Task details: Please, could you print all the lines below exactly, leaving out the pictures?

Raw data:
══════

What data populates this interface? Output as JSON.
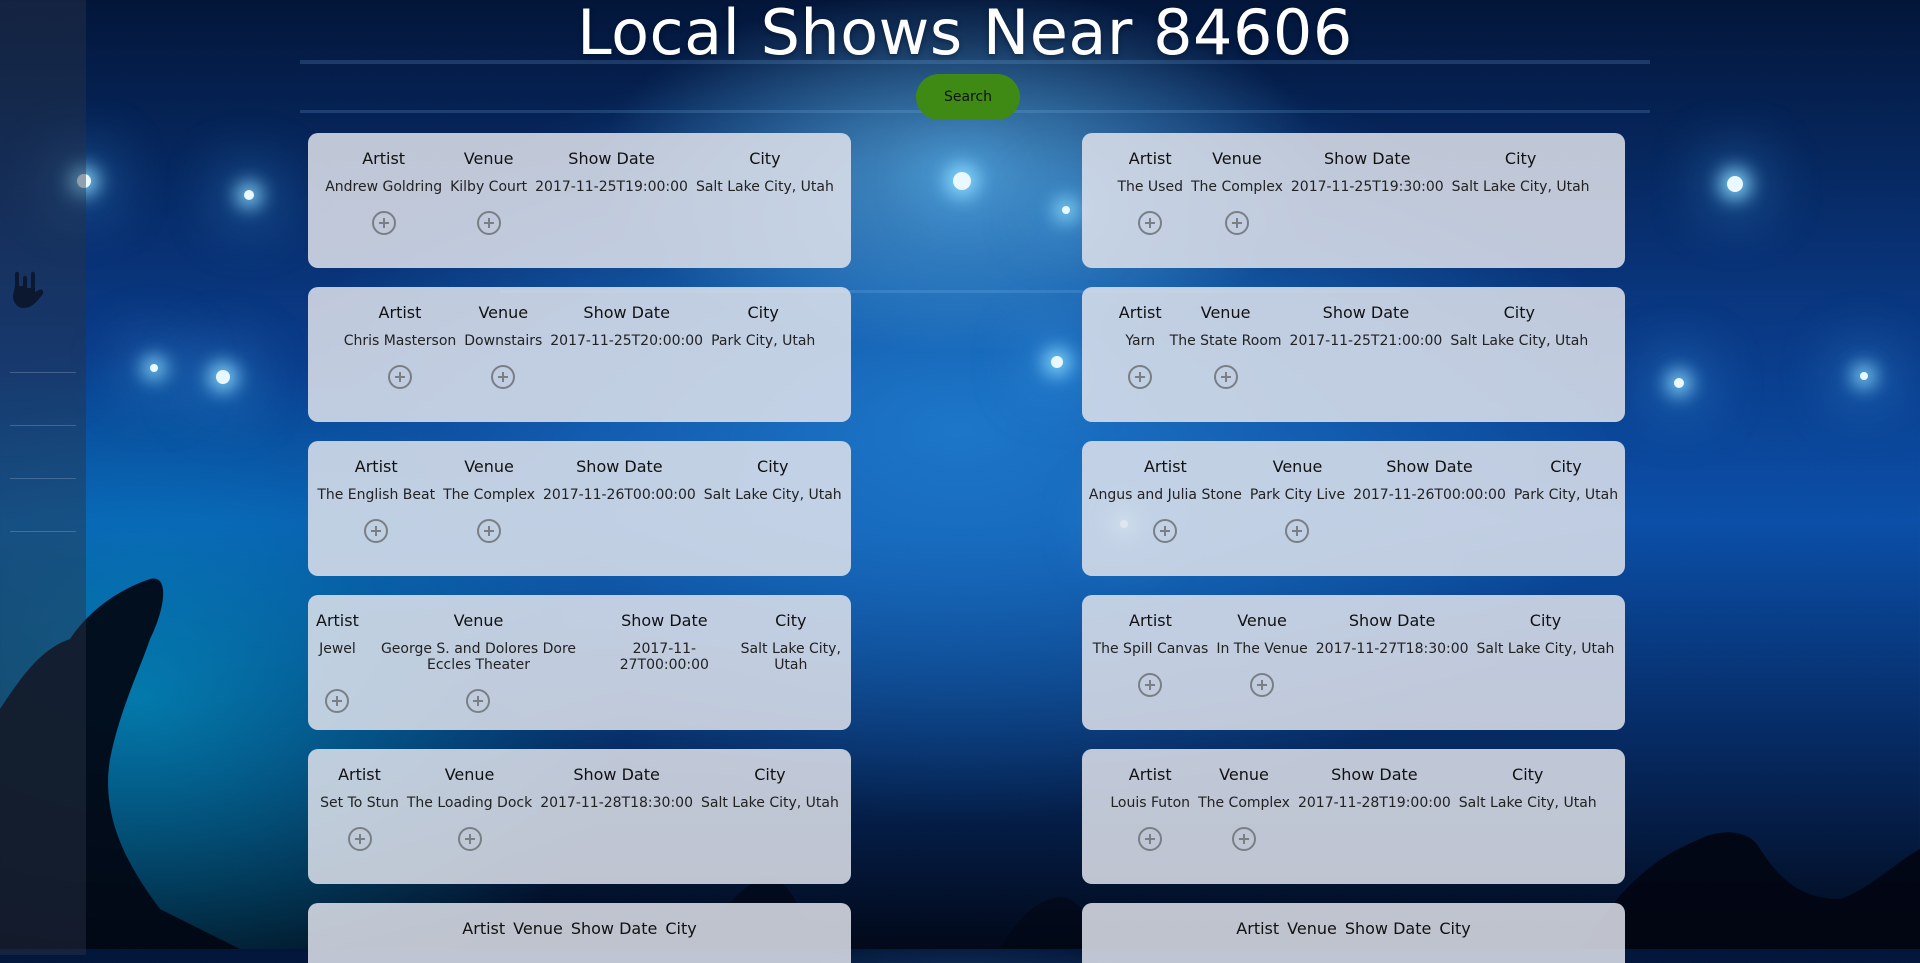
{
  "title": "Local Shows Near 84606",
  "search_label": "Search",
  "headers": {
    "artist": "Artist",
    "venue": "Venue",
    "date": "Show Date",
    "city": "City"
  },
  "shows": [
    {
      "artist": "Andrew Goldring",
      "venue": "Kilby Court",
      "date": "2017-11-25T19:00:00",
      "city": "Salt Lake City, Utah"
    },
    {
      "artist": "The Used",
      "venue": "The Complex",
      "date": "2017-11-25T19:30:00",
      "city": "Salt Lake City, Utah"
    },
    {
      "artist": "Chris Masterson",
      "venue": "Downstairs",
      "date": "2017-11-25T20:00:00",
      "city": "Park City, Utah"
    },
    {
      "artist": "Yarn",
      "venue": "The State Room",
      "date": "2017-11-25T21:00:00",
      "city": "Salt Lake City, Utah"
    },
    {
      "artist": "The English Beat",
      "venue": "The Complex",
      "date": "2017-11-26T00:00:00",
      "city": "Salt Lake City, Utah"
    },
    {
      "artist": "Angus and Julia Stone",
      "venue": "Park City Live",
      "date": "2017-11-26T00:00:00",
      "city": "Park City, Utah"
    },
    {
      "artist": "Jewel",
      "venue": "George S. and Dolores Dore Eccles Theater",
      "date": "2017-11-27T00:00:00",
      "city": "Salt Lake City, Utah"
    },
    {
      "artist": "The Spill Canvas",
      "venue": "In The Venue",
      "date": "2017-11-27T18:30:00",
      "city": "Salt Lake City, Utah"
    },
    {
      "artist": "Set To Stun",
      "venue": "The Loading Dock",
      "date": "2017-11-28T18:30:00",
      "city": "Salt Lake City, Utah"
    },
    {
      "artist": "Louis Futon",
      "venue": "The Complex",
      "date": "2017-11-28T19:00:00",
      "city": "Salt Lake City, Utah"
    },
    {
      "artist": "",
      "venue": "",
      "date": "",
      "city": ""
    },
    {
      "artist": "",
      "venue": "",
      "date": "",
      "city": ""
    }
  ],
  "icons": {
    "add": "plus-circle-icon",
    "logo": "rock-hand-icon"
  },
  "colors": {
    "search_button": "#3f8a14",
    "card_bg": "#dee2eb"
  }
}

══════

Answer to this problem:
What data populates this interface? Output as JSON.
{
  "title": "Local Shows Near 84606",
  "search_label": "Search",
  "headers": {
    "artist": "Artist",
    "venue": "Venue",
    "date": "Show Date",
    "city": "City"
  },
  "shows": [
    {
      "artist": "Andrew Goldring",
      "venue": "Kilby Court",
      "date": "2017-11-25T19:00:00",
      "city": "Salt Lake City, Utah"
    },
    {
      "artist": "The Used",
      "venue": "The Complex",
      "date": "2017-11-25T19:30:00",
      "city": "Salt Lake City, Utah"
    },
    {
      "artist": "Chris Masterson",
      "venue": "Downstairs",
      "date": "2017-11-25T20:00:00",
      "city": "Park City, Utah"
    },
    {
      "artist": "Yarn",
      "venue": "The State Room",
      "date": "2017-11-25T21:00:00",
      "city": "Salt Lake City, Utah"
    },
    {
      "artist": "The English Beat",
      "venue": "The Complex",
      "date": "2017-11-26T00:00:00",
      "city": "Salt Lake City, Utah"
    },
    {
      "artist": "Angus and Julia Stone",
      "venue": "Park City Live",
      "date": "2017-11-26T00:00:00",
      "city": "Park City, Utah"
    },
    {
      "artist": "Jewel",
      "venue": "George S. and Dolores Dore Eccles Theater",
      "date": "2017-11-27T00:00:00",
      "city": "Salt Lake City, Utah"
    },
    {
      "artist": "The Spill Canvas",
      "venue": "In The Venue",
      "date": "2017-11-27T18:30:00",
      "city": "Salt Lake City, Utah"
    },
    {
      "artist": "Set To Stun",
      "venue": "The Loading Dock",
      "date": "2017-11-28T18:30:00",
      "city": "Salt Lake City, Utah"
    },
    {
      "artist": "Louis Futon",
      "venue": "The Complex",
      "date": "2017-11-28T19:00:00",
      "city": "Salt Lake City, Utah"
    },
    {
      "artist": "",
      "venue": "",
      "date": "",
      "city": ""
    },
    {
      "artist": "",
      "venue": "",
      "date": "",
      "city": ""
    }
  ],
  "icons": {
    "add": "plus-circle-icon",
    "logo": "rock-hand-icon"
  },
  "colors": {
    "search_button": "#3f8a14",
    "card_bg": "#dee2eb"
  }
}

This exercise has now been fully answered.